◆ **Exercise goal**
Repeat every entry exactly. Leave nothing out.

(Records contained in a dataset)
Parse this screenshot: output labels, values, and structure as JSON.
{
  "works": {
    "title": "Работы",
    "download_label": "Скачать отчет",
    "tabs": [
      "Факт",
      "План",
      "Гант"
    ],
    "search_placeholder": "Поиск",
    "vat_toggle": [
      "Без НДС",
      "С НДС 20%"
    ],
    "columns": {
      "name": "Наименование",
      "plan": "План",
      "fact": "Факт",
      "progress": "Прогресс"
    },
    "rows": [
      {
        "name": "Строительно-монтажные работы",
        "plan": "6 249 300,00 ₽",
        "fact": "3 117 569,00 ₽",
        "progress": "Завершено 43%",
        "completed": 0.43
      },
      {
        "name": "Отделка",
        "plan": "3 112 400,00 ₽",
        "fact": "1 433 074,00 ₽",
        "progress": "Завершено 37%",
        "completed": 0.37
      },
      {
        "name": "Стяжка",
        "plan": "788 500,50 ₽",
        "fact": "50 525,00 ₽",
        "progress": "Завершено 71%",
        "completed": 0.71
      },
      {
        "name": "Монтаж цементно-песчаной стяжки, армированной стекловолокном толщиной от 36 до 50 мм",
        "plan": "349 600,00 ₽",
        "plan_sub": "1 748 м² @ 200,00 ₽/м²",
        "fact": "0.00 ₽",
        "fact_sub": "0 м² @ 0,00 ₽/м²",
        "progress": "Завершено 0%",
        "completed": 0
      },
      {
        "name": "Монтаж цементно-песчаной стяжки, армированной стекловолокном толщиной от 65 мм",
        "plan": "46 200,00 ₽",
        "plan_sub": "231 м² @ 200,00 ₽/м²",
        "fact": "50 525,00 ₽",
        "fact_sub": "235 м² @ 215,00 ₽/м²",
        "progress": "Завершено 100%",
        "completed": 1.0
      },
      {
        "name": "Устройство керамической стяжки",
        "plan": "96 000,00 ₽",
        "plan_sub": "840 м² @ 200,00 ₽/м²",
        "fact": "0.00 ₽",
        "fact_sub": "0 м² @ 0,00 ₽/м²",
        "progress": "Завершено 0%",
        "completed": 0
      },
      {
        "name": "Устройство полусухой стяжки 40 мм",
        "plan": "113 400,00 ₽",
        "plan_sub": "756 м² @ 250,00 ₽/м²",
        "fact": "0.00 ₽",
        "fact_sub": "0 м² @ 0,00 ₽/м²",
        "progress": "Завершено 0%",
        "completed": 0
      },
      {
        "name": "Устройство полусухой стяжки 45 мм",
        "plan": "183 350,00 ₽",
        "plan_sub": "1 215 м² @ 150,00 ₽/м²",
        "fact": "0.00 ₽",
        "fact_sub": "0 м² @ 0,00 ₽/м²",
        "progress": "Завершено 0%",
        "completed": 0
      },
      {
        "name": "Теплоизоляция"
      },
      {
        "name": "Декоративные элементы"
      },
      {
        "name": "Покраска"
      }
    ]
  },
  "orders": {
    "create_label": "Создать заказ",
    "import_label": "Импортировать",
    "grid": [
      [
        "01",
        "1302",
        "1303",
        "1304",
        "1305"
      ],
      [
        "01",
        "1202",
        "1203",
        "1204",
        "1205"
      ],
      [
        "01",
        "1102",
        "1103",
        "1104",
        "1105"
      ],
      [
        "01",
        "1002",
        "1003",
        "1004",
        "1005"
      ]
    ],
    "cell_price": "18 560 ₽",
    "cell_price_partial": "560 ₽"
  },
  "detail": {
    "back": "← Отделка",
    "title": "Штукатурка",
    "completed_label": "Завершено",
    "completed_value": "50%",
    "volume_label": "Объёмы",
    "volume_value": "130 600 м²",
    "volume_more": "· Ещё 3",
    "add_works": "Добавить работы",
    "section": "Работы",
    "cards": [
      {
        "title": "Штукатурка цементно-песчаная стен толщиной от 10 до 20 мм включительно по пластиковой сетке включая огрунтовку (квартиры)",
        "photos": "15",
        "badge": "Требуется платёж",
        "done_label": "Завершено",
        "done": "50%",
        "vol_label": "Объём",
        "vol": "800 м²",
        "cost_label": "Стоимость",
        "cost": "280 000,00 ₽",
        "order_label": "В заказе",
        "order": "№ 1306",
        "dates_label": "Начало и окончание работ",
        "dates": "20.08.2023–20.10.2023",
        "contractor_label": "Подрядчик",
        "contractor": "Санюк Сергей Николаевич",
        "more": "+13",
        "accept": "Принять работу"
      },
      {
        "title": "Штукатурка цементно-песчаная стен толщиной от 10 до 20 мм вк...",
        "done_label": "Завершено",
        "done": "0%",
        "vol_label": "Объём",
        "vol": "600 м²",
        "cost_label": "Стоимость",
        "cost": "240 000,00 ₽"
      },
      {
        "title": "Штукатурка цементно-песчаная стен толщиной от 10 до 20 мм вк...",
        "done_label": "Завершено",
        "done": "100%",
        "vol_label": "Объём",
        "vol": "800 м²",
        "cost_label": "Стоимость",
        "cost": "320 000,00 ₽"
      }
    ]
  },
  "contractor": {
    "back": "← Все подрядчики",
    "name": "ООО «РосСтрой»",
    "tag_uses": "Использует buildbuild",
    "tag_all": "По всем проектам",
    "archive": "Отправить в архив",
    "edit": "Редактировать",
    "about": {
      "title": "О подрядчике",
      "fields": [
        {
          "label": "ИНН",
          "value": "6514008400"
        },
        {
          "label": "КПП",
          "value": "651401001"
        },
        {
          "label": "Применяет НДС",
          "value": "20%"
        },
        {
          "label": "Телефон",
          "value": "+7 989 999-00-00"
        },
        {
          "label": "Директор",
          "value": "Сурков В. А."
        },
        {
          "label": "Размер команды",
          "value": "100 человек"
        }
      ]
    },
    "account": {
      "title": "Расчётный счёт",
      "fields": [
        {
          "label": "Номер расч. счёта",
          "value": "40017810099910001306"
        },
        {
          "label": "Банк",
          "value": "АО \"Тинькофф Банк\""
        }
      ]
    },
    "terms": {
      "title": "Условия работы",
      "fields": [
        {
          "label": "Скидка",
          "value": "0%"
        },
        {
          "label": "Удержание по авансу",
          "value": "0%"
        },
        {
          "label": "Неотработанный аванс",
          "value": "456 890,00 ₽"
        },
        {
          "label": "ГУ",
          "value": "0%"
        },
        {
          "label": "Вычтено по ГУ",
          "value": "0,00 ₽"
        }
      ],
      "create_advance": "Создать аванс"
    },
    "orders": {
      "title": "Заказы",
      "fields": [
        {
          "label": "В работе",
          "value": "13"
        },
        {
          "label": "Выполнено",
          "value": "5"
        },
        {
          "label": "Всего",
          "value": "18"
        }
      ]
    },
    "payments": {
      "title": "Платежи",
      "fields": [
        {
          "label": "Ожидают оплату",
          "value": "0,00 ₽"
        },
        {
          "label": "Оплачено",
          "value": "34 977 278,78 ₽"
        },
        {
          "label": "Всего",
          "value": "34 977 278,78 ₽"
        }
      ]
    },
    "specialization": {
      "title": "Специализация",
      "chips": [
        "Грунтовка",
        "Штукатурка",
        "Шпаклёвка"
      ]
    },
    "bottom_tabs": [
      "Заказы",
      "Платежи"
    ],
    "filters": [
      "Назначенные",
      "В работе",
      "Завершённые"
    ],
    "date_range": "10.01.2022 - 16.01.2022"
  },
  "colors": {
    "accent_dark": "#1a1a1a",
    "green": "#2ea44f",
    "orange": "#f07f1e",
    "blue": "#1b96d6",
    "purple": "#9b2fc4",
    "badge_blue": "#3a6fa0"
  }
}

◆ **Exercise answer**
Parse this screenshot: output labels, values, and structure as JSON.
{
  "works": {
    "title": "Работы",
    "download_label": "Скачать отчет",
    "tabs": [
      "Факт",
      "План",
      "Гант"
    ],
    "search_placeholder": "Поиск",
    "vat_toggle": [
      "Без НДС",
      "С НДС 20%"
    ],
    "columns": {
      "name": "Наименование",
      "plan": "План",
      "fact": "Факт",
      "progress": "Прогресс"
    },
    "rows": [
      {
        "name": "Строительно-монтажные работы",
        "plan": "6 249 300,00 ₽",
        "fact": "3 117 569,00 ₽",
        "progress": "Завершено 43%",
        "completed": 0.43
      },
      {
        "name": "Отделка",
        "plan": "3 112 400,00 ₽",
        "fact": "1 433 074,00 ₽",
        "progress": "Завершено 37%",
        "completed": 0.37
      },
      {
        "name": "Стяжка",
        "plan": "788 500,50 ₽",
        "fact": "50 525,00 ₽",
        "progress": "Завершено 71%",
        "completed": 0.71
      },
      {
        "name": "Монтаж цементно-песчаной стяжки, армированной стекловолокном толщиной от 36 до 50 мм",
        "plan": "349 600,00 ₽",
        "plan_sub": "1 748 м² @ 200,00 ₽/м²",
        "fact": "0.00 ₽",
        "fact_sub": "0 м² @ 0,00 ₽/м²",
        "progress": "Завершено 0%",
        "completed": 0
      },
      {
        "name": "Монтаж цементно-песчаной стяжки, армированной стекловолокном толщиной от 65 мм",
        "plan": "46 200,00 ₽",
        "plan_sub": "231 м² @ 200,00 ₽/м²",
        "fact": "50 525,00 ₽",
        "fact_sub": "235 м² @ 215,00 ₽/м²",
        "progress": "Завершено 100%",
        "completed": 1.0
      },
      {
        "name": "Устройство керамической стяжки",
        "plan": "96 000,00 ₽",
        "plan_sub": "840 м² @ 200,00 ₽/м²",
        "fact": "0.00 ₽",
        "fact_sub": "0 м² @ 0,00 ₽/м²",
        "progress": "Завершено 0%",
        "completed": 0
      },
      {
        "name": "Устройство полусухой стяжки 40 мм",
        "plan": "113 400,00 ₽",
        "plan_sub": "756 м² @ 250,00 ₽/м²",
        "fact": "0.00 ₽",
        "fact_sub": "0 м² @ 0,00 ₽/м²",
        "progress": "Завершено 0%",
        "completed": 0
      },
      {
        "name": "Устройство полусухой стяжки 45 мм",
        "plan": "183 350,00 ₽",
        "plan_sub": "1 215 м² @ 150,00 ₽/м²",
        "fact": "0.00 ₽",
        "fact_sub": "0 м² @ 0,00 ₽/м²",
        "progress": "Завершено 0%",
        "completed": 0
      },
      {
        "name": "Теплоизоляция"
      },
      {
        "name": "Декоративные элементы"
      },
      {
        "name": "Покраска"
      }
    ]
  },
  "orders": {
    "create_label": "Создать заказ",
    "import_label": "Импортировать",
    "grid": [
      [
        "01",
        "1302",
        "1303",
        "1304",
        "1305"
      ],
      [
        "01",
        "1202",
        "1203",
        "1204",
        "1205"
      ],
      [
        "01",
        "1102",
        "1103",
        "1104",
        "1105"
      ],
      [
        "01",
        "1002",
        "1003",
        "1004",
        "1005"
      ]
    ],
    "cell_price": "18 560 ₽",
    "cell_price_partial": "560 ₽"
  },
  "detail": {
    "back": "← Отделка",
    "title": "Штукатурка",
    "completed_label": "Завершено",
    "completed_value": "50%",
    "volume_label": "Объёмы",
    "volume_value": "130 600 м²",
    "volume_more": "· Ещё 3",
    "add_works": "Добавить работы",
    "section": "Работы",
    "cards": [
      {
        "title": "Штукатурка цементно-песчаная стен толщиной от 10 до 20 мм включительно по пластиковой сетке включая огрунтовку (квартиры)",
        "photos": "15",
        "badge": "Требуется платёж",
        "done_label": "Завершено",
        "done": "50%",
        "vol_label": "Объём",
        "vol": "800 м²",
        "cost_label": "Стоимость",
        "cost": "280 000,00 ₽",
        "order_label": "В заказе",
        "order": "№ 1306",
        "dates_label": "Начало и окончание работ",
        "dates": "20.08.2023–20.10.2023",
        "contractor_label": "Подрядчик",
        "contractor": "Санюк Сергей Николаевич",
        "more": "+13",
        "accept": "Принять работу"
      },
      {
        "title": "Штукатурка цементно-песчаная стен толщиной от 10 до 20 мм вк...",
        "done_label": "Завершено",
        "done": "0%",
        "vol_label": "Объём",
        "vol": "600 м²",
        "cost_label": "Стоимость",
        "cost": "240 000,00 ₽"
      },
      {
        "title": "Штукатурка цементно-песчаная стен толщиной от 10 до 20 мм вк...",
        "done_label": "Завершено",
        "done": "100%",
        "vol_label": "Объём",
        "vol": "800 м²",
        "cost_label": "Стоимость",
        "cost": "320 000,00 ₽"
      }
    ]
  },
  "contractor": {
    "back": "← Все подрядчики",
    "name": "ООО «РосСтрой»",
    "tag_uses": "Использует buildbuild",
    "tag_all": "По всем проектам",
    "archive": "Отправить в архив",
    "edit": "Редактировать",
    "about": {
      "title": "О подрядчике",
      "fields": [
        {
          "label": "ИНН",
          "value": "6514008400"
        },
        {
          "label": "КПП",
          "value": "651401001"
        },
        {
          "label": "Применяет НДС",
          "value": "20%"
        },
        {
          "label": "Телефон",
          "value": "+7 989 999-00-00"
        },
        {
          "label": "Директор",
          "value": "Сурков В. А."
        },
        {
          "label": "Размер команды",
          "value": "100 человек"
        }
      ]
    },
    "account": {
      "title": "Расчётный счёт",
      "fields": [
        {
          "label": "Номер расч. счёта",
          "value": "40017810099910001306"
        },
        {
          "label": "Банк",
          "value": "АО \"Тинькофф Банк\""
        }
      ]
    },
    "terms": {
      "title": "Условия работы",
      "fields": [
        {
          "label": "Скидка",
          "value": "0%"
        },
        {
          "label": "Удержание по авансу",
          "value": "0%"
        },
        {
          "label": "Неотработанный аванс",
          "value": "456 890,00 ₽"
        },
        {
          "label": "ГУ",
          "value": "0%"
        },
        {
          "label": "Вычтено по ГУ",
          "value": "0,00 ₽"
        }
      ],
      "create_advance": "Создать аванс"
    },
    "orders": {
      "title": "Заказы",
      "fields": [
        {
          "label": "В работе",
          "value": "13"
        },
        {
          "label": "Выполнено",
          "value": "5"
        },
        {
          "label": "Всего",
          "value": "18"
        }
      ]
    },
    "payments": {
      "title": "Платежи",
      "fields": [
        {
          "label": "Ожидают оплату",
          "value": "0,00 ₽"
        },
        {
          "label": "Оплачено",
          "value": "34 977 278,78 ₽"
        },
        {
          "label": "Всего",
          "value": "34 977 278,78 ₽"
        }
      ]
    },
    "specialization": {
      "title": "Специализация",
      "chips": [
        "Грунтовка",
        "Штукатурка",
        "Шпаклёвка"
      ]
    },
    "bottom_tabs": [
      "Заказы",
      "Платежи"
    ],
    "filters": [
      "Назначенные",
      "В работе",
      "Завершённые"
    ],
    "date_range": "10.01.2022 - 16.01.2022"
  },
  "colors": {
    "accent_dark": "#1a1a1a",
    "green": "#2ea44f",
    "orange": "#f07f1e",
    "blue": "#1b96d6",
    "purple": "#9b2fc4",
    "badge_blue": "#3a6fa0"
  }
}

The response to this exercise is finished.